      I’ve been turning off my email notifications for all but just a few groups that I still want to track. There’s not much else you can do about it. It’s unfortunate because LinkedIn used to be fairly useful. Not as much anymore.

    • mark_badran says

      I’m not sure how much these changes will move the needle. I’ve seen plenty of spam and off-topic posts in private “members only” LinkedIn groups too. But I guess we’ll wait and see.

  3. Fran says

    It’s too bad this article keeps bantering on about why one’s posts would be considered spam and doesn’t speak enough about what alternative routes to take instead to solve this problem. It mentions a couple of line on alternatives ways to market yourself but doesn’t offer much of a solution otherwise.

    • mark_badran says

      Fran – that’s true. But “how to improve your LinkedIn group posts” is a topic for an entirely separate article. It didn’t seem practical to include it here.

  4. says

    I don’t use it all anymore really. For those that are moderators, it’s a nightmare of constantly monitoring an open group or locking it down so tight you still have to check it everyday for those that want to join, etc.

  5. says

    agree with what you are saying, mostly these days I use linked in groups to get help for my clients or to help other people in the group, like working getting a customer off of FRx and ran into this issue, anyone else ran into this.

  6. says

    I continue to feel that the quality of a LinkedIn group is set by the owner/moderator. Those with clear definitions and guidelines about what will be acceptable – filled with people looking for quality discussion threads and willing to help monitor and flag inappropriate postings – seem to maintain standards. Others seem to be started by people who just want to ‘collect names’ as a lame marketing strategy.
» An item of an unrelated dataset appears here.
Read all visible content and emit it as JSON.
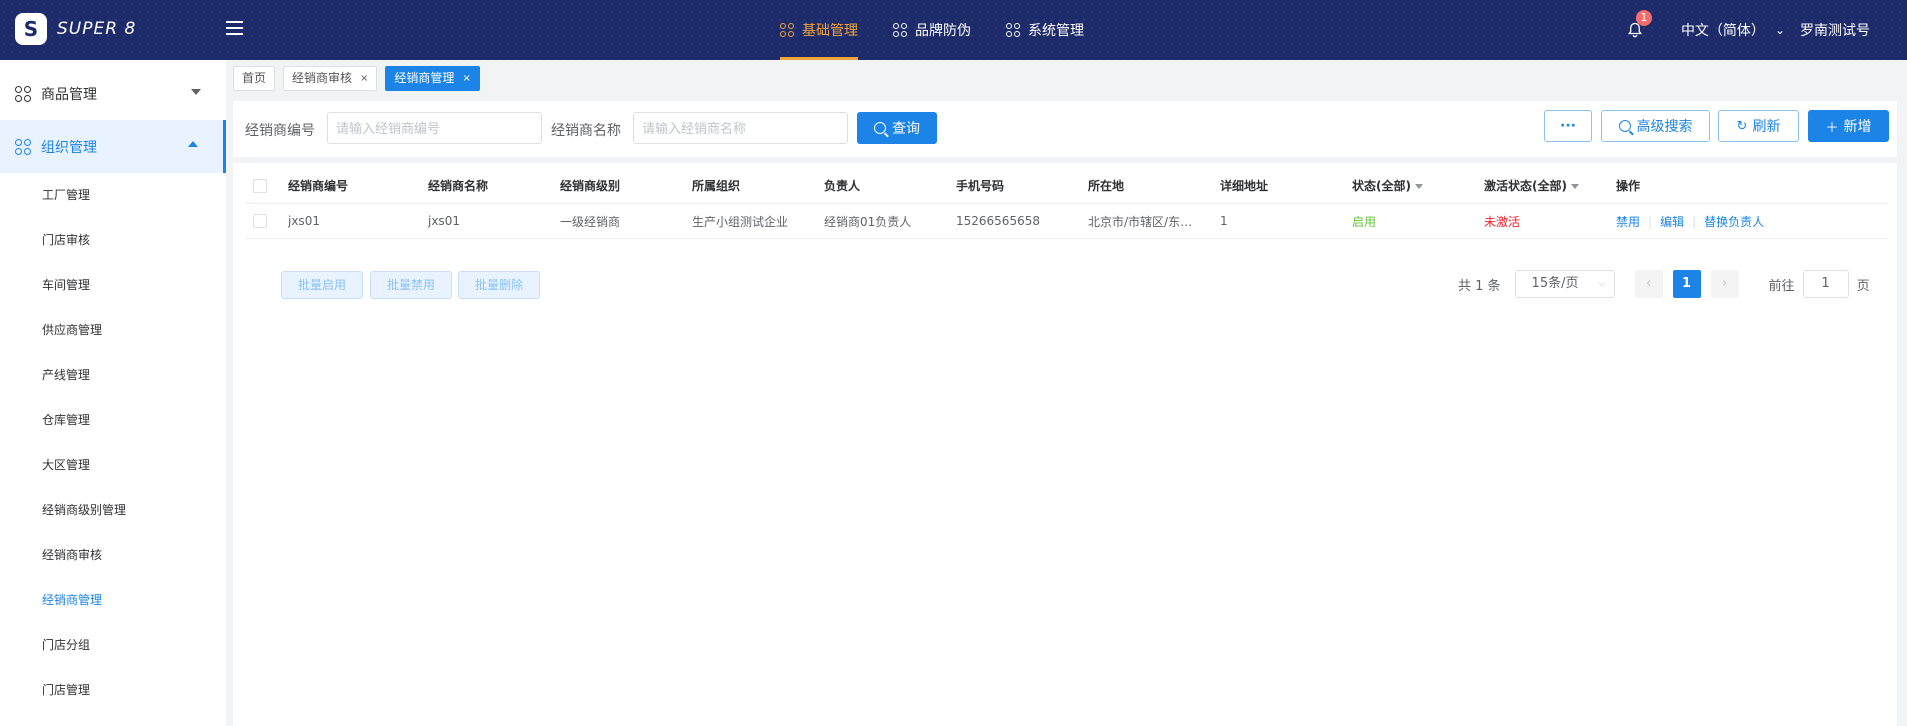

Those don’t realize how much time and effort it takes to do it right, soon lose interest and just don’t care what gets posted. Those I eventually drop out of as there is nothing of value for me.

    • mark_badran says

      Totally agree with everything you said Terri. An active/inactive moderator makes all the difference. As you point out, I think a lot of LinkedIn group owners discover it’s a lot more work than they expected (totally thankless job) and eventually check out. That’s when the spam posts go wild. It happens a lot (especially in “open” groups). Much more than years ago when there were fewer groups, fewer people, less spam, and better quality content/discussions on LinkedIn.

  7. says

    I have certainly noticed an increase in the volume of blatantly poor quality & promotional stuff lately. It is annoying. It takes much longer now to sift through the junk to hit on the occasional nugget of value. Following groups & adding to the conversation when I have something to say is still a good use of my time.

    • mark_badran says

      I agree Arthur. Contributing to LinkedIn groups/conversations and staying engaged is still valuable. That value is just harder to find and FAR more time-consuming than it used to be.

  8. says

    Could not agree more. As group open up to attract more member they become the victim of this very process. I can name several groups that where very useful and now are loaded with the crap you list here.

Leave a Reply

Your email address will not be published. Required fields are marked *